__EXTRACTED INFORMATION__
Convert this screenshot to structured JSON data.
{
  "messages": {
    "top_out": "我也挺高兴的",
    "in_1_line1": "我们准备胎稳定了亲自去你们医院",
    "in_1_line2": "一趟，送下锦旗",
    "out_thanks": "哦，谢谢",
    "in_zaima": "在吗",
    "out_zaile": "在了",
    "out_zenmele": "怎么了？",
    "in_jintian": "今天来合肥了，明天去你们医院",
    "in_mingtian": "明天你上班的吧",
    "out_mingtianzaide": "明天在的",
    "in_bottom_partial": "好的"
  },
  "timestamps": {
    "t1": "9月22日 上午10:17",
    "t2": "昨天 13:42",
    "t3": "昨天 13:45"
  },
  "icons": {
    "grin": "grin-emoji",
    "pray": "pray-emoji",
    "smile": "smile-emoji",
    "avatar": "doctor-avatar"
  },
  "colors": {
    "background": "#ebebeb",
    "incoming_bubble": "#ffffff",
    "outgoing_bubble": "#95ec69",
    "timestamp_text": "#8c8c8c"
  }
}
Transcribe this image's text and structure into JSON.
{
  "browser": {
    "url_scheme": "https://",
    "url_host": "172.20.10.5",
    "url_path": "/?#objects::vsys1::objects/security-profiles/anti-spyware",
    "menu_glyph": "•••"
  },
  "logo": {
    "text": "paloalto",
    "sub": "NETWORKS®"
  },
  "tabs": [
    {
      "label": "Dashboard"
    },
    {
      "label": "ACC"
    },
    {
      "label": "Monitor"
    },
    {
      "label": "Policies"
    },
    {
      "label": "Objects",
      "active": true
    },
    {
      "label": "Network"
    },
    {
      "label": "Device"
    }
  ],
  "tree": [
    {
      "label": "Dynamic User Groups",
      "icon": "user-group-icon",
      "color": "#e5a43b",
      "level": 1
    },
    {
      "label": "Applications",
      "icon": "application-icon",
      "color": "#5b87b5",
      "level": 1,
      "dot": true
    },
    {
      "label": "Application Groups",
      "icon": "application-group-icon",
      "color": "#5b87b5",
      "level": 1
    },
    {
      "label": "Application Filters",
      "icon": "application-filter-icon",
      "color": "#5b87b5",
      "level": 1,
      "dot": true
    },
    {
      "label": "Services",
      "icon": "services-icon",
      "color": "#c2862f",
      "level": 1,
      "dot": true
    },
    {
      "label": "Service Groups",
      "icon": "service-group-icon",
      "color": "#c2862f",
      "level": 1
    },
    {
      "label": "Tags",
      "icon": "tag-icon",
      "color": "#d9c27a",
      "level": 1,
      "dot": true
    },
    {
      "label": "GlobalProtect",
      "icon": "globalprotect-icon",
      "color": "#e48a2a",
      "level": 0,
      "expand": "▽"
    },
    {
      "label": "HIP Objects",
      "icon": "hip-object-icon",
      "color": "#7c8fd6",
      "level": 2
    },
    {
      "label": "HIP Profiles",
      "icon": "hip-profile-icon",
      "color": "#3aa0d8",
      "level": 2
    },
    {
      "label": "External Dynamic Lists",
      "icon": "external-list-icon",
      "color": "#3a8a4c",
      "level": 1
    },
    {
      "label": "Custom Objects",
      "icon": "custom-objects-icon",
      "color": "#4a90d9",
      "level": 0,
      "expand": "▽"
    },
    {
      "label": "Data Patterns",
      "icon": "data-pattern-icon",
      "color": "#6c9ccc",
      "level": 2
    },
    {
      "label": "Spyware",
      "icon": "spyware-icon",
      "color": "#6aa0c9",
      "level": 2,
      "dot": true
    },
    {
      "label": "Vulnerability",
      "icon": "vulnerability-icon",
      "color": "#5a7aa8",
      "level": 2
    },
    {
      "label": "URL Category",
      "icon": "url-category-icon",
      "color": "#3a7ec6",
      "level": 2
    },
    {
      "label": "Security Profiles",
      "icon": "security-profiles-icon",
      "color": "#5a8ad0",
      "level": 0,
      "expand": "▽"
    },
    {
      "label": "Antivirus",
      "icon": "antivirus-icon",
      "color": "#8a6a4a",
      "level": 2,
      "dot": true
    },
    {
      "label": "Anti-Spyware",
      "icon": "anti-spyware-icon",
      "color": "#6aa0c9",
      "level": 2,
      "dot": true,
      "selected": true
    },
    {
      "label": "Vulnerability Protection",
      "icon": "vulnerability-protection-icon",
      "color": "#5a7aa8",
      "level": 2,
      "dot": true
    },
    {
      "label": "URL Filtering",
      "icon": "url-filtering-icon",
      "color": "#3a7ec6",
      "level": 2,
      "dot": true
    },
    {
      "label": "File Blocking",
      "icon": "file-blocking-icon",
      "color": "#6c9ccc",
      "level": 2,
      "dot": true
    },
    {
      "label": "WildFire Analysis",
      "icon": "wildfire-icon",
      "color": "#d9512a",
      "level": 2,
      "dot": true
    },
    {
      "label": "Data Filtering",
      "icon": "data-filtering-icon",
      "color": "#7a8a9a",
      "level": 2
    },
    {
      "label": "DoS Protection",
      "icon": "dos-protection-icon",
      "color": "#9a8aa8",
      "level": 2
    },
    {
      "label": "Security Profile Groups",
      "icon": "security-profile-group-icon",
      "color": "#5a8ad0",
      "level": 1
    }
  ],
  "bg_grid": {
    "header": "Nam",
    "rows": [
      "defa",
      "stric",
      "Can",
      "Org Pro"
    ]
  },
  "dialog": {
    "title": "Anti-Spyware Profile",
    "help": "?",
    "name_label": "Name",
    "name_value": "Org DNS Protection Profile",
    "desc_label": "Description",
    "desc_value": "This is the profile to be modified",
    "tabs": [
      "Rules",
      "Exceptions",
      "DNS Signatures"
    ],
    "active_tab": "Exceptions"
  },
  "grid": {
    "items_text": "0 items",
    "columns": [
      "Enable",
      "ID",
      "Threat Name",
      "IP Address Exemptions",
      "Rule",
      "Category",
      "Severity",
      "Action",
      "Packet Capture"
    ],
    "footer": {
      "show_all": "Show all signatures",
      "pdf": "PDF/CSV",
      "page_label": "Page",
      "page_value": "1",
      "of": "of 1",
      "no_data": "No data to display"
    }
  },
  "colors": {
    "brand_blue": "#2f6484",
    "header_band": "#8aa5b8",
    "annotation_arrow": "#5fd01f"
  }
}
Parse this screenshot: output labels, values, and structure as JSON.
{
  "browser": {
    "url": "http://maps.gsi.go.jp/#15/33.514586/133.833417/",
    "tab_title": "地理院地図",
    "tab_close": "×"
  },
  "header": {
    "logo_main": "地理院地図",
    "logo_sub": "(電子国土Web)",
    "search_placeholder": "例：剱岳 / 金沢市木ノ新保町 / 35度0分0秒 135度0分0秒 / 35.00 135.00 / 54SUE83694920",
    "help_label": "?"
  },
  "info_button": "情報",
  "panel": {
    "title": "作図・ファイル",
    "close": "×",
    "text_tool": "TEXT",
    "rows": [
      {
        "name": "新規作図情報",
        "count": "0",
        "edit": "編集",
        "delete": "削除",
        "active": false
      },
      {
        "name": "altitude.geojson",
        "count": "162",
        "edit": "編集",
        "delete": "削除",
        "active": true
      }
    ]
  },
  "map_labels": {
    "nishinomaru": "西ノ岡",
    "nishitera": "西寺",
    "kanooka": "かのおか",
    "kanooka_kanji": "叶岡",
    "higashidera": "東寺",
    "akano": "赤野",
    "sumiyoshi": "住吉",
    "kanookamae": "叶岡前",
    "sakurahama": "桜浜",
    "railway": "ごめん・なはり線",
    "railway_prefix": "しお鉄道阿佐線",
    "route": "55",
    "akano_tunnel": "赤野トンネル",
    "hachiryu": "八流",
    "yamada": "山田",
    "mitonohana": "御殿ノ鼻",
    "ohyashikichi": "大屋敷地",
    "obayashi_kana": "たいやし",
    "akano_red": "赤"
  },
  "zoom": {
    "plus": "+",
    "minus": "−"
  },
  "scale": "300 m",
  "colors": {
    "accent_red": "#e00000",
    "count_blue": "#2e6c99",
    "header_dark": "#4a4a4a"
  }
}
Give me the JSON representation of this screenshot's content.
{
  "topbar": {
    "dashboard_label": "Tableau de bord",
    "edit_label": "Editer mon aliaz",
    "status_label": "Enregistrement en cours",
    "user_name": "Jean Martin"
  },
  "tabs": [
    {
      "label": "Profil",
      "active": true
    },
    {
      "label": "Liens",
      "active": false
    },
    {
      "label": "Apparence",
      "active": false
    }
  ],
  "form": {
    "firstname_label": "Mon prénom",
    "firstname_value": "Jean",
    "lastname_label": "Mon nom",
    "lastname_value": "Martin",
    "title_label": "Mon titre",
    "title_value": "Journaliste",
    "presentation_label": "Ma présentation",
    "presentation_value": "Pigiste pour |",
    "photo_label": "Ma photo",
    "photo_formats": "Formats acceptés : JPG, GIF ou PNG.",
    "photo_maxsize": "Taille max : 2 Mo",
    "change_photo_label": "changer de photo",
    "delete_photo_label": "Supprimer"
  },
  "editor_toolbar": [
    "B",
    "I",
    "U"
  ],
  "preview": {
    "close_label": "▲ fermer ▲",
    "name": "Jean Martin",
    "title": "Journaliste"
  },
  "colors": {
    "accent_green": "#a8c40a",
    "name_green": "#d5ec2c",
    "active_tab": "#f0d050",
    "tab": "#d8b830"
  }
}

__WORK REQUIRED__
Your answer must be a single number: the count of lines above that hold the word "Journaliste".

__ANSWER SPACE__
2